• What the task asks:
Using the records below, count the lines with "title" in them. Give the number only.

• Material supplied:
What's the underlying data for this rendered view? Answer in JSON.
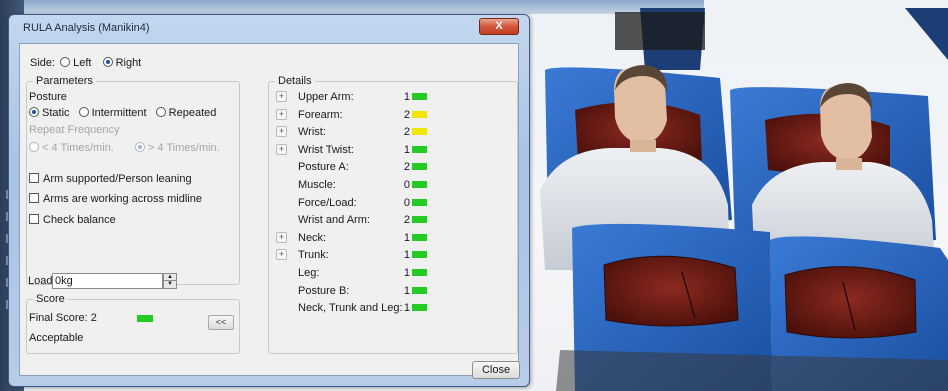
{
  "window": {
    "title": "RULA Analysis (Manikin4)",
    "close_glyph": "X"
  },
  "side": {
    "label": "Side:",
    "options": [
      "Left",
      "Right"
    ],
    "selected": "Right"
  },
  "parameters": {
    "legend": "Parameters",
    "posture_label": "Posture",
    "posture_options": [
      "Static",
      "Intermittent",
      "Repeated"
    ],
    "posture_selected": "Static",
    "repeat_label": "Repeat Frequency",
    "repeat_options": [
      "< 4 Times/min.",
      "> 4 Times/min."
    ],
    "repeat_selected": "> 4 Times/min.",
    "checkboxes": [
      "Arm supported/Person leaning",
      "Arms are working across midline",
      "Check balance"
    ],
    "load_label": "Load:",
    "load_value": "0kg"
  },
  "score": {
    "legend": "Score",
    "final_label": "Final Score: 2",
    "final_color": "#22cc22",
    "verdict": "Acceptable",
    "collapse_label": "<<"
  },
  "details": {
    "legend": "Details",
    "rows": [
      {
        "label": "Upper Arm:",
        "value": "1",
        "color": "#22cc22",
        "expandable": true
      },
      {
        "label": "Forearm:",
        "value": "2",
        "color": "#f2e600",
        "expandable": true
      },
      {
        "label": "Wrist:",
        "value": "2",
        "color": "#f2e600",
        "expandable": true
      },
      {
        "label": "Wrist Twist:",
        "value": "1",
        "color": "#22cc22",
        "expandable": true
      },
      {
        "label": "Posture A:",
        "value": "2",
        "color": "#22cc22",
        "expandable": false
      },
      {
        "label": "Muscle:",
        "value": "0",
        "color": "#22cc22",
        "expandable": false
      },
      {
        "label": "Force/Load:",
        "value": "0",
        "color": "#22cc22",
        "expandable": false
      },
      {
        "label": "Wrist and Arm:",
        "value": "2",
        "color": "#22cc22",
        "expandable": false
      },
      {
        "label": "Neck:",
        "value": "1",
        "color": "#22cc22",
        "expandable": true
      },
      {
        "label": "Trunk:",
        "value": "1",
        "color": "#22cc22",
        "expandable": true
      },
      {
        "label": "Leg:",
        "value": "1",
        "color": "#22cc22",
        "expandable": false
      },
      {
        "label": "Posture B:",
        "value": "1",
        "color": "#22cc22",
        "expandable": false
      },
      {
        "label": "Neck, Trunk and Leg:",
        "value": "1",
        "color": "#22cc22",
        "expandable": false
      }
    ]
  },
  "buttons": {
    "close_label": "Close"
  },
  "colors": {
    "seat_blue": "#1f5fb8",
    "headrest_red": "#6e1a14",
    "manikin_skin": "#e5c2a8",
    "manikin_shirt": "#d9dde3"
  }
}
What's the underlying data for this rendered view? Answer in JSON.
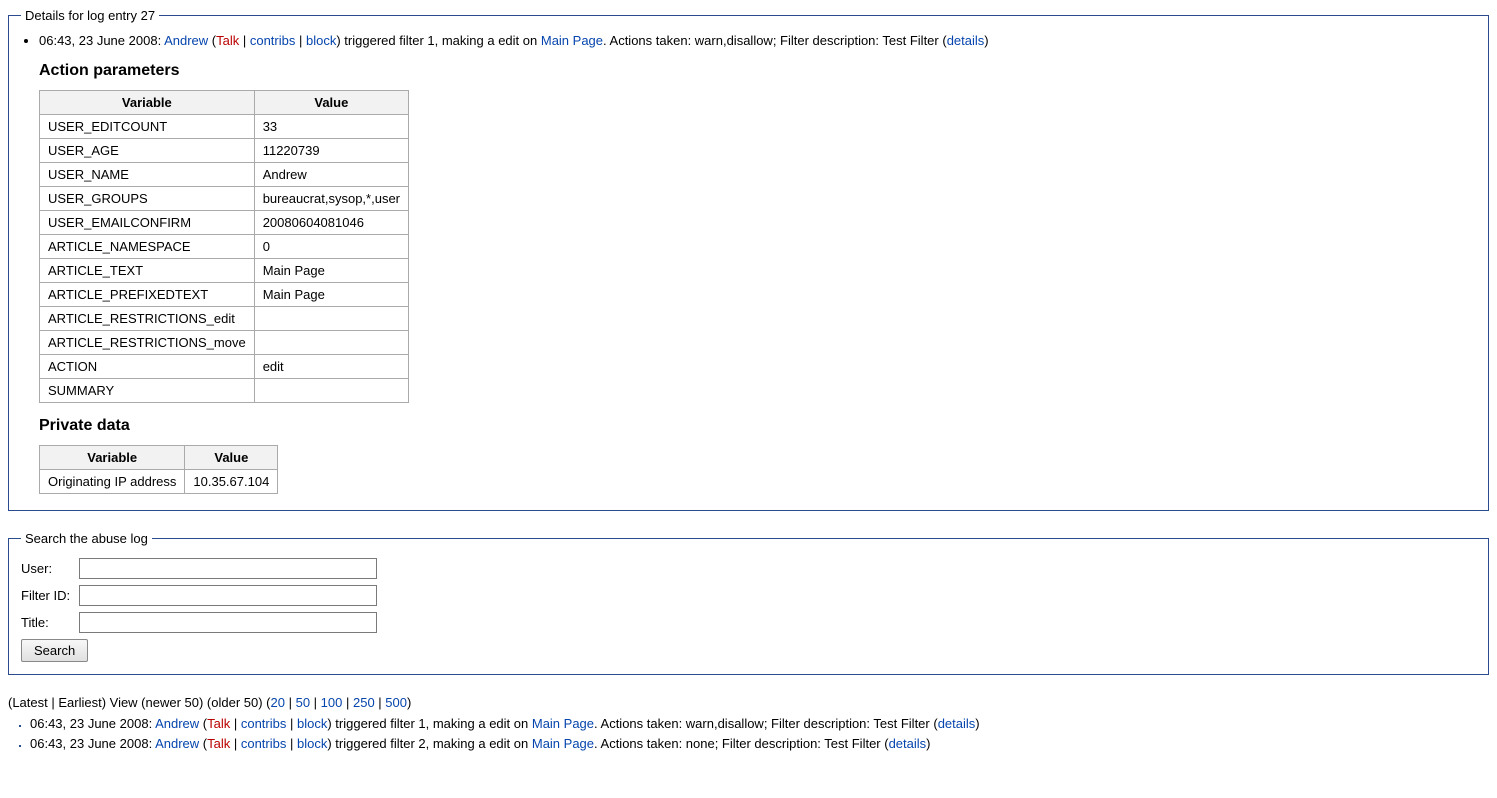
{
  "details_fieldset": {
    "legend": "Details for log entry 27",
    "summary": {
      "timestamp": "06:43, 23 June 2008",
      "user": "Andrew",
      "talk": "Talk",
      "contribs": "contribs",
      "block": "block",
      "triggered_prefix": " triggered filter 1, making a edit on ",
      "page": "Main Page",
      "after_page": ". Actions taken: warn,disallow; Filter description: Test Filter (",
      "details": "details",
      "close": ")"
    },
    "action_parameters_heading": "Action parameters",
    "action_table": {
      "headers": {
        "variable": "Variable",
        "value": "Value"
      },
      "rows": [
        {
          "variable": "USER_EDITCOUNT",
          "value": "33"
        },
        {
          "variable": "USER_AGE",
          "value": "11220739"
        },
        {
          "variable": "USER_NAME",
          "value": "Andrew"
        },
        {
          "variable": "USER_GROUPS",
          "value": "bureaucrat,sysop,*,user"
        },
        {
          "variable": "USER_EMAILCONFIRM",
          "value": "20080604081046"
        },
        {
          "variable": "ARTICLE_NAMESPACE",
          "value": "0"
        },
        {
          "variable": "ARTICLE_TEXT",
          "value": "Main Page"
        },
        {
          "variable": "ARTICLE_PREFIXEDTEXT",
          "value": "Main Page"
        },
        {
          "variable": "ARTICLE_RESTRICTIONS_edit",
          "value": ""
        },
        {
          "variable": "ARTICLE_RESTRICTIONS_move",
          "value": ""
        },
        {
          "variable": "ACTION",
          "value": "edit"
        },
        {
          "variable": "SUMMARY",
          "value": ""
        }
      ]
    },
    "private_data_heading": "Private data",
    "private_table": {
      "headers": {
        "variable": "Variable",
        "value": "Value"
      },
      "rows": [
        {
          "variable": "Originating IP address",
          "value": "10.35.67.104"
        }
      ]
    }
  },
  "search_fieldset": {
    "legend": "Search the abuse log",
    "labels": {
      "user": "User:",
      "filter_id": "Filter ID:",
      "title": "Title:"
    },
    "button": "Search"
  },
  "pager": {
    "latest_earliest": "(Latest | Earliest) View (newer 50) (older 50) (",
    "links": [
      "20",
      "50",
      "100",
      "250",
      "500"
    ],
    "close": ")"
  },
  "log_list": [
    {
      "timestamp": "06:43, 23 June 2008",
      "user": "Andrew",
      "talk": "Talk",
      "contribs": "contribs",
      "block": "block",
      "triggered_text": " triggered filter 1, making a edit on ",
      "page": "Main Page",
      "after_page": ". Actions taken: warn,disallow; Filter description: Test Filter (",
      "details": "details",
      "close": ")"
    },
    {
      "timestamp": "06:43, 23 June 2008",
      "user": "Andrew",
      "talk": "Talk",
      "contribs": "contribs",
      "block": "block",
      "triggered_text": " triggered filter 2, making a edit on ",
      "page": "Main Page",
      "after_page": ". Actions taken: none; Filter description: Test Filter (",
      "details": "details",
      "close": ")"
    }
  ]
}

• Response below:
2